The PCHS weatherization program partnered with the Health Department’s Clean Air for Kids asthma program to create the PCHH Wx+H partnership. They developed a braided funding approach in which the Health Department’s community health workers (CHWs) and PCHS weatherization auditors defined priorities and roles. Most referrals came from within the PCHS network of clients obtaining weatherization, energy assistance or early learning services. Other referrals came through the Health Department’s healthcare provider referral network. The weatherization auditor conducted an initial pre-audit of referred homes. This included:
On completion of the pre-audit, potential Wx+H clients received referrals to the Health Department. A CHW then provided 1-3 home visits focused on:
During the grant period, Health Department and PCHS outreach and auditing staff met weekly to share information and coordinate services. Wx+H work on the homes was scheduled between 1 and 14 months after the initial CHW visit.
The Healthy Home Assessment
PCHH Wx+H auditors are certified BPI Healthy Homes Evaluators (HHE) who conduct initial audits which include the use of Air Advice monitors that measure relative humidity, temperature, carbon dioxide, carbon monoxide, particulate matter, and volatile organic compounds. HHEs provide healthy homes education, based on their observations and Air Advice results. This education includes ventilation, moisture management, household cleaning, and other healthy homes measures.
Jennifer Bayeur is a Pierce County HHE who conducts a pre-audit for weatherization applicants. Bayeur began her career in the energy-efficiency world in 2012 and earned her BPI Building Analyst certification in 2015. By 2016 she had the experience and pre-requisites needed to successfully obtain the BPI Quality Control Inspector certification. In June of 2018 she added BPI’s Healthy Home Evaluator certification to her resume.
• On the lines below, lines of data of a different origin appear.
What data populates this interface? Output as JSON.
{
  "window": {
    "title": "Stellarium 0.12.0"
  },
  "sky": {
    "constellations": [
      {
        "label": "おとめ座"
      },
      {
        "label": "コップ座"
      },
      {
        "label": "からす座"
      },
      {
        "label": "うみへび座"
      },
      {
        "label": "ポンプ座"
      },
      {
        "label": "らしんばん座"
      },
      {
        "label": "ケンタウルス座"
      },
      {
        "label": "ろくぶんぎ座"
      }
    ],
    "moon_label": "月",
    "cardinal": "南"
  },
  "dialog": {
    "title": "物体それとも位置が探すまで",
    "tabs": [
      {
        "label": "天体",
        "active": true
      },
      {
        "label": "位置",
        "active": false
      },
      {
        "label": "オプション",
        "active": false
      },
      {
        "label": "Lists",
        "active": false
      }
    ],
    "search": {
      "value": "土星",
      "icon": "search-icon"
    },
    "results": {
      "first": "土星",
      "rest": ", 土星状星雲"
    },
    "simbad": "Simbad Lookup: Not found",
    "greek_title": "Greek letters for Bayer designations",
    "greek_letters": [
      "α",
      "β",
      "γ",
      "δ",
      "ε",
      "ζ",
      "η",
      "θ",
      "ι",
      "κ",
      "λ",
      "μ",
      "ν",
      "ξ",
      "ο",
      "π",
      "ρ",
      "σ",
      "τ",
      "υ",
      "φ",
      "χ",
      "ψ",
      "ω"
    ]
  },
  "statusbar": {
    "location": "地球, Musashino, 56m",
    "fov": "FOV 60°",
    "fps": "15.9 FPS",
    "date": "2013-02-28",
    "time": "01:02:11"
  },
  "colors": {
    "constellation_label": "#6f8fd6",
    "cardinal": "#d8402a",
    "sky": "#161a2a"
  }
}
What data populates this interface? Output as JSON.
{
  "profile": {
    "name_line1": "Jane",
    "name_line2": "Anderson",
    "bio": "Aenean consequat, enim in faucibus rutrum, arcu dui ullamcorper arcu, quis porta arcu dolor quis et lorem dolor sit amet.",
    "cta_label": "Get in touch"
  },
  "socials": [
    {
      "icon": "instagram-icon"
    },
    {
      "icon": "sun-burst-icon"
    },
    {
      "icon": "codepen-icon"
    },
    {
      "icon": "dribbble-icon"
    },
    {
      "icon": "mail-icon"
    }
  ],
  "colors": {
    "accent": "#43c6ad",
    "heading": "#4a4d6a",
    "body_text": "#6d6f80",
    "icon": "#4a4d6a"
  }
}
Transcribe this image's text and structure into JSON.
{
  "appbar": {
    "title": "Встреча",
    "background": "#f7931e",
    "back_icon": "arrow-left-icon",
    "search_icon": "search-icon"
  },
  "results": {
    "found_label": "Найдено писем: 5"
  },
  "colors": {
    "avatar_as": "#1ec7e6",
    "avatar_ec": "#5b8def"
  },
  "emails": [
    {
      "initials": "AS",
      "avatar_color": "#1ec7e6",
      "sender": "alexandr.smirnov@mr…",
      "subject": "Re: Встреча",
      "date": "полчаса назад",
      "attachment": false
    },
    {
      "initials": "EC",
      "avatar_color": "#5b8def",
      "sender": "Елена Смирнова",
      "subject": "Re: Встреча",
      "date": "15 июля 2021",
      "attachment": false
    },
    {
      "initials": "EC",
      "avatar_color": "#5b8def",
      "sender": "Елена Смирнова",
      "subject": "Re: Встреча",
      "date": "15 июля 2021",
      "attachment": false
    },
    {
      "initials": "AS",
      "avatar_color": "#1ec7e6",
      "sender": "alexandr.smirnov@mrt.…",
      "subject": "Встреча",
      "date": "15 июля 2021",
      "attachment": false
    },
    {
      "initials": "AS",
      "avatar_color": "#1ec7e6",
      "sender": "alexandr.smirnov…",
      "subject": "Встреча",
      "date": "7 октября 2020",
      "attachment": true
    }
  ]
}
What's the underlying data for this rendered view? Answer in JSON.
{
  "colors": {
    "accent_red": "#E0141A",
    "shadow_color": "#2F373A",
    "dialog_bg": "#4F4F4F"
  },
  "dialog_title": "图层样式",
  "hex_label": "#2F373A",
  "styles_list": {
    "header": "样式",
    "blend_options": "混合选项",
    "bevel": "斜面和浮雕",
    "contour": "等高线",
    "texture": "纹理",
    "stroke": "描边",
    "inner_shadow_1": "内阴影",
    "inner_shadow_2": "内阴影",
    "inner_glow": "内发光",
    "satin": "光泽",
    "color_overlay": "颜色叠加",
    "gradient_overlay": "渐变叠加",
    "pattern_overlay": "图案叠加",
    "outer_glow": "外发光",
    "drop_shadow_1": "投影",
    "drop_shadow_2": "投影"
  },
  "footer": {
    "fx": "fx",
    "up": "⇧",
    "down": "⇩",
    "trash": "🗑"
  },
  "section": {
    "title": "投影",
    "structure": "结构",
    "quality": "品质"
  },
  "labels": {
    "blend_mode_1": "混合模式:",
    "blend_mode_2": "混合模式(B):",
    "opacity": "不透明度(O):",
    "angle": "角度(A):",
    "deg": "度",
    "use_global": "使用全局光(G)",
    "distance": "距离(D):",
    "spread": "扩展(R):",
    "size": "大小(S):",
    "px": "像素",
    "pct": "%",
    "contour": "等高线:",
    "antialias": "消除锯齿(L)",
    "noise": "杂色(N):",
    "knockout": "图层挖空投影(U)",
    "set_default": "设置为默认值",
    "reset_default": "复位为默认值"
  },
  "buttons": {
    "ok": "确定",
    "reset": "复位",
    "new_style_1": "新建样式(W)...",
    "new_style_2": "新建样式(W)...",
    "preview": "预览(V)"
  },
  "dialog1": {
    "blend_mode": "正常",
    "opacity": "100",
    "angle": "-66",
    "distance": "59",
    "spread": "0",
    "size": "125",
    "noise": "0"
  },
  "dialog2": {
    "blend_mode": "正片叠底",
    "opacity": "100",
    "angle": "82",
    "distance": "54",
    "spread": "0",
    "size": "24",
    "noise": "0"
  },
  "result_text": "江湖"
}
Working with the resident, Bayeur identifies energy saving opportunities and schedules a full energy audit for a future date. At the same time, she completes the Pollution Source Survey and asks if anyone in the home has asthma, COPD, or other respiratory issues.
Bayeur uses this opportunity to provide one-on-one healthy homes education to the resident. “The Healthy Homes Evaluator training really solidified what I do and allowed me to see how the home and the occupant behaviors affect each other. You have to look not just at the house as a system, but also how the person lives in it.” Bayeur explains the BPI HHE certification prepared her to deliver not just energy savings to her clients, but also a better quality of life. She learned how to solicit household information from clients in a non-threatening way, without negative judgement. “I ask people: ‘Tell me about your house. What would you change if you could?’”
HHEs determine if the household could benefit from additional “plus health” interventions. This may include structural changes such as carpet removal and plumbing repairs, or household items like HEPA vacuums, allergen bedding covers, and green cleaning kits. Weatherization staff also work with other energy reduction programs to assist clients in comprehensive weatherization (air sealing and insulation), ductless heat pumps, minor and major repairs, and the removal of woodstoves.
CHW and HHE Ongoing Collaboration
When HHEs identify a household member with asthma or COPD, they make a referral to the Health Department’s Community Health Workers (CHW). Sometimes a CHW is the client’s first contact with the program after receiving a referral from the healthcare system. While the client works with the HHE and contractors to make weatherization and health improvements to the home, a CHW meets separately with the family to talk about managing their respiratory disease. CHWs are trusted members of the community, trained to provide health education and to support residents in making behavior change. They coordinate with the healthcare provider to review respiratory medications, make sure provider instructions are clear, and ensure each client has an asthma action plan.
Read the full article in the March digital issue of Healthy Indoors Magazine at: https://hi.healthyindoors.com/i/1095622-hi-march-2019/17